Jeri Kroll is Emeritus Professor of English and Creative Writing at Flinders University. Recent co-edited works are Research Methods in Creative Writing (Palgrave Macmillan, 2013) and Old and New, Tried and Untried: Creativity and Research in the 21st Century University (Common Ground, 2016). She has published 25 books including Vanishing Point (Puncher and Wattman), shortlisted for the 2015 Queensland Literary Awards. Jeri is also studying for a Doctorate of Creative Arts at the University of Wollongong.

The Hybrid Verse Novel and History

Margaret Atwood and Bernardine Evaristo revisioning the past
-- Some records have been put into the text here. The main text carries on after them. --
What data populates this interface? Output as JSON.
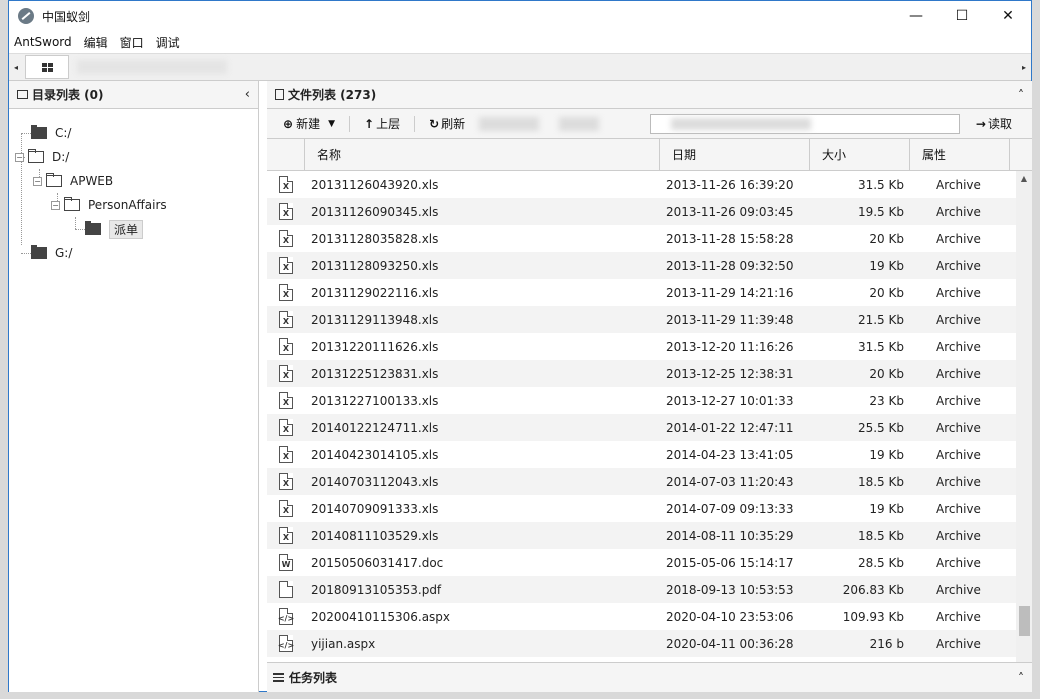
{
  "window": {
    "title": "中国蚁剑",
    "minimize": "—",
    "maximize": "☐",
    "close": "✕"
  },
  "menu": [
    "AntSword",
    "编辑",
    "窗口",
    "调试"
  ],
  "tabs": {
    "left_arrow": "◂",
    "right_arrow": "▸"
  },
  "dir_panel": {
    "title": "目录列表 (0)",
    "collapse": "‹",
    "nodes": {
      "c": "C:/",
      "d": "D:/",
      "apweb": "APWEB",
      "personaffairs": "PersonAffairs",
      "paidan": "派单",
      "g": "G:/"
    }
  },
  "file_panel": {
    "title": "文件列表 (273)",
    "collapse": "˄",
    "toolbar": {
      "new": "新建",
      "up": "上层",
      "refresh": "刷新",
      "read": "读取"
    },
    "columns": {
      "name": "名称",
      "date": "日期",
      "size": "大小",
      "attr": "属性"
    },
    "rows": [
      {
        "icon": "X",
        "name": "20131126043920.xls",
        "date": "2013-11-26 16:39:20",
        "size": "31.5 Kb",
        "attr": "Archive"
      },
      {
        "icon": "X",
        "name": "20131126090345.xls",
        "date": "2013-11-26 09:03:45",
        "size": "19.5 Kb",
        "attr": "Archive"
      },
      {
        "icon": "X",
        "name": "20131128035828.xls",
        "date": "2013-11-28 15:58:28",
        "size": "20 Kb",
        "attr": "Archive"
      },
      {
        "icon": "X",
        "name": "20131128093250.xls",
        "date": "2013-11-28 09:32:50",
        "size": "19 Kb",
        "attr": "Archive"
      },
      {
        "icon": "X",
        "name": "20131129022116.xls",
        "date": "2013-11-29 14:21:16",
        "size": "20 Kb",
        "attr": "Archive"
      },
      {
        "icon": "X",
        "name": "20131129113948.xls",
        "date": "2013-11-29 11:39:48",
        "size": "21.5 Kb",
        "attr": "Archive"
      },
      {
        "icon": "X",
        "name": "20131220111626.xls",
        "date": "2013-12-20 11:16:26",
        "size": "31.5 Kb",
        "attr": "Archive"
      },
      {
        "icon": "X",
        "name": "20131225123831.xls",
        "date": "2013-12-25 12:38:31",
        "size": "20 Kb",
        "attr": "Archive"
      },
      {
        "icon": "X",
        "name": "20131227100133.xls",
        "date": "2013-12-27 10:01:33",
        "size": "23 Kb",
        "attr": "Archive"
      },
      {
        "icon": "X",
        "name": "20140122124711.xls",
        "date": "2014-01-22 12:47:11",
        "size": "25.5 Kb",
        "attr": "Archive"
      },
      {
        "icon": "X",
        "name": "20140423014105.xls",
        "date": "2014-04-23 13:41:05",
        "size": "19 Kb",
        "attr": "Archive"
      },
      {
        "icon": "X",
        "name": "20140703112043.xls",
        "date": "2014-07-03 11:20:43",
        "size": "18.5 Kb",
        "attr": "Archive"
      },
      {
        "icon": "X",
        "name": "20140709091333.xls",
        "date": "2014-07-09 09:13:33",
        "size": "19 Kb",
        "attr": "Archive"
      },
      {
        "icon": "X",
        "name": "20140811103529.xls",
        "date": "2014-08-11 10:35:29",
        "size": "18.5 Kb",
        "attr": "Archive"
      },
      {
        "icon": "W",
        "name": "20150506031417.doc",
        "date": "2015-05-06 15:14:17",
        "size": "28.5 Kb",
        "attr": "Archive"
      },
      {
        "icon": "",
        "name": "20180913105353.pdf",
        "date": "2018-09-13 10:53:53",
        "size": "206.83 Kb",
        "attr": "Archive"
      },
      {
        "icon": "</>",
        "name": "20200410115306.aspx",
        "date": "2020-04-10 23:53:06",
        "size": "109.93 Kb",
        "attr": "Archive"
      },
      {
        "icon": "</>",
        "name": "yijian.aspx",
        "date": "2020-04-11 00:36:28",
        "size": "216 b",
        "attr": "Archive"
      }
    ]
  },
  "task_panel": {
    "title": "任务列表",
    "collapse": "˄"
  }
}
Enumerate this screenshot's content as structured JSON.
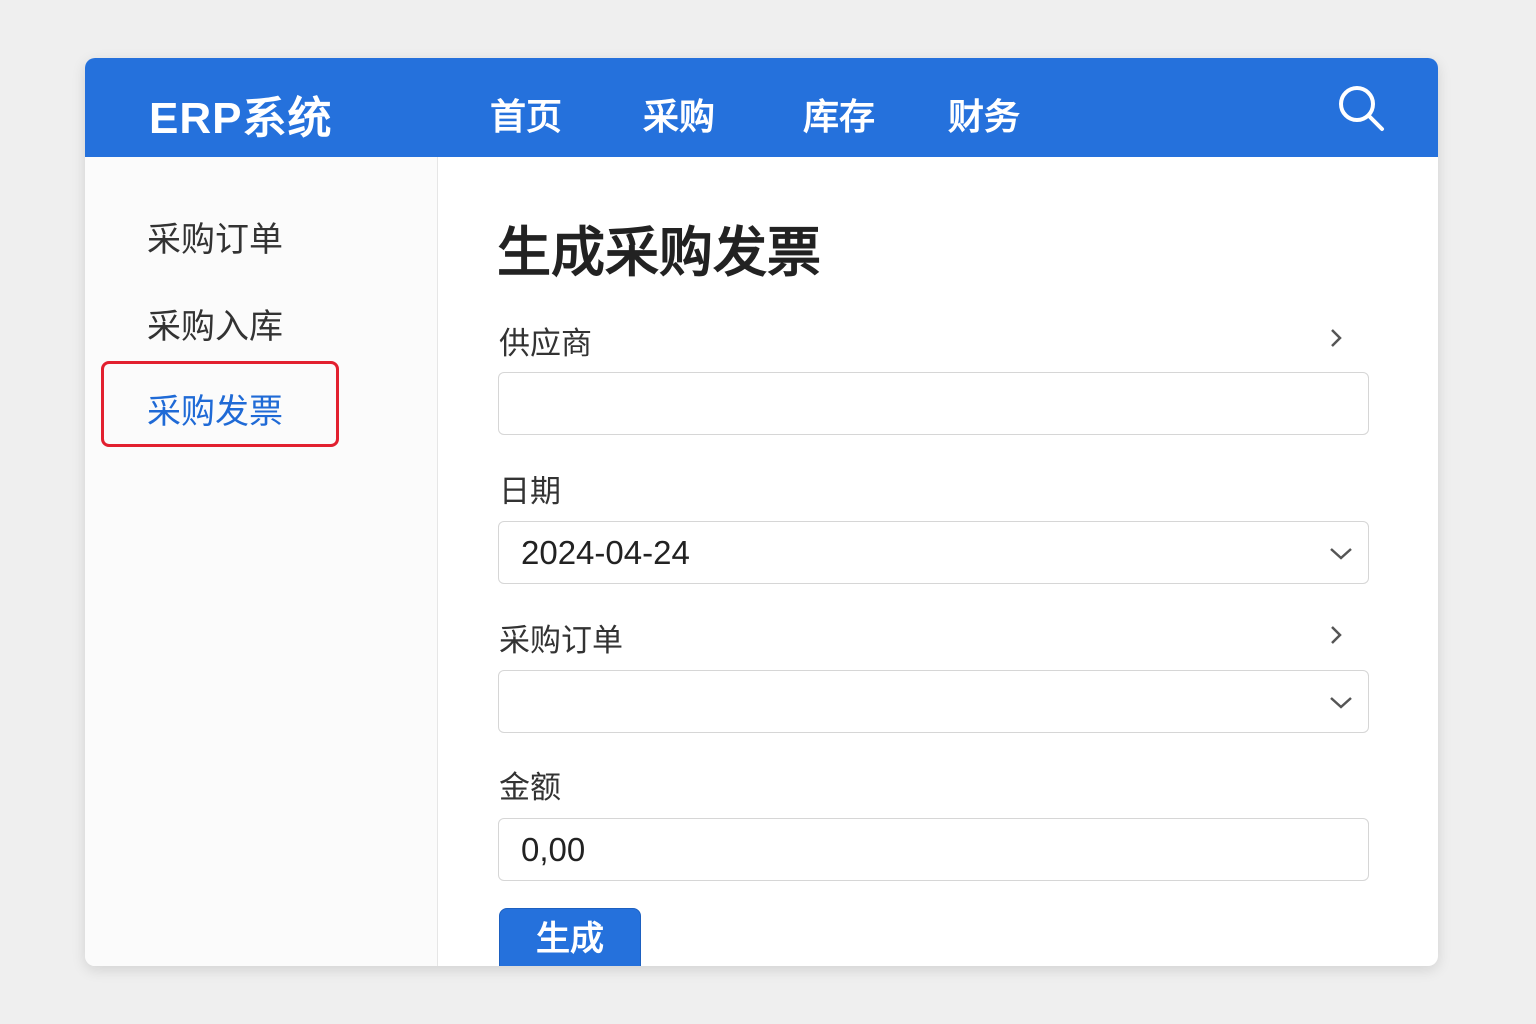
{
  "header": {
    "logo": "ERP系统",
    "nav": [
      "首页",
      "采购",
      "库存",
      "财务"
    ]
  },
  "sidebar": {
    "items": [
      {
        "label": "采购订单"
      },
      {
        "label": "采购入库"
      },
      {
        "label": "采购发票",
        "active": true
      }
    ]
  },
  "main": {
    "title": "生成采购发票",
    "supplier": {
      "label": "供应商",
      "value": ""
    },
    "date": {
      "label": "日期",
      "value": "2024-04-24"
    },
    "order": {
      "label": "采购订单",
      "value": ""
    },
    "amount": {
      "label": "金额",
      "value": "0,00"
    },
    "submit_label": "生成"
  },
  "colors": {
    "brand": "#2571dc",
    "highlight": "#e2202f",
    "active": "#1f6ad6"
  }
}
The twentieth-century feminist project included a reappraisal of classical and biblical myths in order to ‘re-vision,’ as Adrienne Rich phrased it (1975: 90), both texts and the cultures that created them. This re-visioning also had the goal of reinvigorating old forms or developing new ones to open up the possibility of alternative knowledges. Women writers have continued to embrace the long poem, poetic sequence or hybrid verse novel as a vehicle for discovering, rewriting or reclaiming history and thereby asking what can be learned by retelling it from alternative perspectives, as demonstrated in two case study narratives set in colonial Canada and Roman London: Margaret Atwood’s The Journals of Susanna Moodie and Bernardine Evaristo’s The Emperor’s Babe. Metaphors relating to vision or re-vision speak to questions of identity that the central characters (both of whom can be characterised as writers) ask themselves in relation to a hegemonic culture that seeks to control, restrict or subdue a full expression of their natures. Comparing these two writers also reveals how, in the twenty-first century, the feminist project of reclaiming history encompasses perspectives of ‘the other,’ marginalised because of race and status as well as gender.